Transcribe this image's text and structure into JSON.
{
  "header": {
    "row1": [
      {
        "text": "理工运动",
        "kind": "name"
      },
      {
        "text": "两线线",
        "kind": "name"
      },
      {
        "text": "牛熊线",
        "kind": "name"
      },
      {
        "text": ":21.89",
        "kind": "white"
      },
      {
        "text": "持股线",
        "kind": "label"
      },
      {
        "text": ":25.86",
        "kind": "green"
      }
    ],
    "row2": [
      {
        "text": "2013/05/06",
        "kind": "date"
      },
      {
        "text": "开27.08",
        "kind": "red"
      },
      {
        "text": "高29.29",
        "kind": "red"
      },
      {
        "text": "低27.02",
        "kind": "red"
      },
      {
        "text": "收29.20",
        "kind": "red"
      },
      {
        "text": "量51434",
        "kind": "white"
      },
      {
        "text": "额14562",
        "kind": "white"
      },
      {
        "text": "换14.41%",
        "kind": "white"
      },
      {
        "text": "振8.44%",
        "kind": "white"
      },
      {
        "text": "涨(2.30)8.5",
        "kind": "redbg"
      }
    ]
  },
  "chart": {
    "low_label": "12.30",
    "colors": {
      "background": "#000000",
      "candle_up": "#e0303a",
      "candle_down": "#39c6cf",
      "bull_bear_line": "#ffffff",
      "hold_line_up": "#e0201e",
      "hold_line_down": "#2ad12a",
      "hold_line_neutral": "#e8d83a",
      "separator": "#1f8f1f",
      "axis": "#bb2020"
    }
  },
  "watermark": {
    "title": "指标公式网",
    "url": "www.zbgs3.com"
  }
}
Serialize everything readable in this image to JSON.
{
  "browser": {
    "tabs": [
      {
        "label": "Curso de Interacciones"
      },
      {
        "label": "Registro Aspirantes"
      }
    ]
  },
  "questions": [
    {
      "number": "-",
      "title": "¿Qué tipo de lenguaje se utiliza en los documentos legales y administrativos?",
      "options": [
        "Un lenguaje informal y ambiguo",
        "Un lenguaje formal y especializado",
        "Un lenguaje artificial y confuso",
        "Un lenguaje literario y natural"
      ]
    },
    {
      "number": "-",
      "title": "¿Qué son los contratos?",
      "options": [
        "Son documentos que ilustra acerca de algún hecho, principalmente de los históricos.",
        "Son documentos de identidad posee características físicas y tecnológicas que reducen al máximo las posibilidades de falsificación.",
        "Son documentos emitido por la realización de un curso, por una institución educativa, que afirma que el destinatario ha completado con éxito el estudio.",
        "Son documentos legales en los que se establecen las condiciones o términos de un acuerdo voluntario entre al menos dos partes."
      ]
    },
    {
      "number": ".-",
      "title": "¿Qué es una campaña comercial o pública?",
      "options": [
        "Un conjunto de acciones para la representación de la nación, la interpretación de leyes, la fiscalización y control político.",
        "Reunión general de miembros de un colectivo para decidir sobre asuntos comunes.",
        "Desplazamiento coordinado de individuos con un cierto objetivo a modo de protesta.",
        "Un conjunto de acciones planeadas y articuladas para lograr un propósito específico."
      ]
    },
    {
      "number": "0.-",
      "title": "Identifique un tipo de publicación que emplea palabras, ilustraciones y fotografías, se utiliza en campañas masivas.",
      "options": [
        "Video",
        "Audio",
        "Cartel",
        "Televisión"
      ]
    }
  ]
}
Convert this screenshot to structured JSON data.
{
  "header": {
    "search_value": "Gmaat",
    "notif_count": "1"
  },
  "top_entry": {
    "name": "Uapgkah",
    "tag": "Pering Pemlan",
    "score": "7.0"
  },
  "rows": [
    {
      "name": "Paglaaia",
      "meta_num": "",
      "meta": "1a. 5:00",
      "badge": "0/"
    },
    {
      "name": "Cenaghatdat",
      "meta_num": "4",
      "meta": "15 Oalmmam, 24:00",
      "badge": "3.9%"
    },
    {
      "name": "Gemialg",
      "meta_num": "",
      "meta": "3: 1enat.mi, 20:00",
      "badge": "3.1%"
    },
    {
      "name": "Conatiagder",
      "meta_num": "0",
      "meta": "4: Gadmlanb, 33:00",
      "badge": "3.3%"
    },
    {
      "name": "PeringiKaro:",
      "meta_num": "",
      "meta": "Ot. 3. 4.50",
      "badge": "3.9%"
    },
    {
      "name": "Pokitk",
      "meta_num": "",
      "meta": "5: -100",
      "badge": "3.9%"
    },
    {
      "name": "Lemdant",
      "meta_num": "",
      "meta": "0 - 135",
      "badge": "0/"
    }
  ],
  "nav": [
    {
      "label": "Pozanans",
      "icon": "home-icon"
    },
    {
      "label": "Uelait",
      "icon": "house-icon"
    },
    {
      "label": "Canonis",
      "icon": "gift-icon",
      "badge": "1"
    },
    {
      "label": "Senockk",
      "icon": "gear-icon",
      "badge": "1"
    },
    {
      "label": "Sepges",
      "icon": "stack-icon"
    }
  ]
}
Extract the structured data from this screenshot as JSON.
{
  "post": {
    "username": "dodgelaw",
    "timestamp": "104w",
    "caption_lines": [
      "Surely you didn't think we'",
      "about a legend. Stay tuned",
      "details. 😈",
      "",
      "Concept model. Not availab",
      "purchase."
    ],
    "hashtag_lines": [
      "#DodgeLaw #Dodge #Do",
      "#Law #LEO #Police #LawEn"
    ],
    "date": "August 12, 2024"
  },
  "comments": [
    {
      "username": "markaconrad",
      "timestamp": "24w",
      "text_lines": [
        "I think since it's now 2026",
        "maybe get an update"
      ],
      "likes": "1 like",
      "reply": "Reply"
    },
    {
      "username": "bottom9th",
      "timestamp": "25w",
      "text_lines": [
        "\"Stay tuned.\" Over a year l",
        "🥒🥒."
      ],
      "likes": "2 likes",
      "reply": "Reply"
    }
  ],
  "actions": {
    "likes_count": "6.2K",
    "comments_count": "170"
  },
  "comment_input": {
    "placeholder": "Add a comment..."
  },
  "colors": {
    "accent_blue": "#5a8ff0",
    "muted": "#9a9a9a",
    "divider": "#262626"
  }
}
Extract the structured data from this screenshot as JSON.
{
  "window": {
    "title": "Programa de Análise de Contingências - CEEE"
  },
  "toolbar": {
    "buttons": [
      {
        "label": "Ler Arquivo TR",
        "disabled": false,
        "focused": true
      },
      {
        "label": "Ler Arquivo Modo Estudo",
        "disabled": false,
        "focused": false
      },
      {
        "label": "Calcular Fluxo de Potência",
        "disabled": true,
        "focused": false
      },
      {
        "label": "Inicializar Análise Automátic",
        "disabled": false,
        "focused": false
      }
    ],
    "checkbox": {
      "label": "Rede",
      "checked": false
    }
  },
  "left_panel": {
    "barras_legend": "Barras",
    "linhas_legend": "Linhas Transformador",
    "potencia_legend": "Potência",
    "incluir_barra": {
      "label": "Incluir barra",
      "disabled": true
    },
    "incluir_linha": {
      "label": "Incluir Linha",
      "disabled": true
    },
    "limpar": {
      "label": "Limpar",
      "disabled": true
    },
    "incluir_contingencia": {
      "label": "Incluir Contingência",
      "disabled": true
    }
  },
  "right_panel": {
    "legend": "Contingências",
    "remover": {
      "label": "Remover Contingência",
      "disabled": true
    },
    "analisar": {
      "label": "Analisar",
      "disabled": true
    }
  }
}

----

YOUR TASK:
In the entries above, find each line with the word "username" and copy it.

SOLUTION:
    "username": "dodgelaw",
      "username": "markaconrad",
      "username": "bottom9th",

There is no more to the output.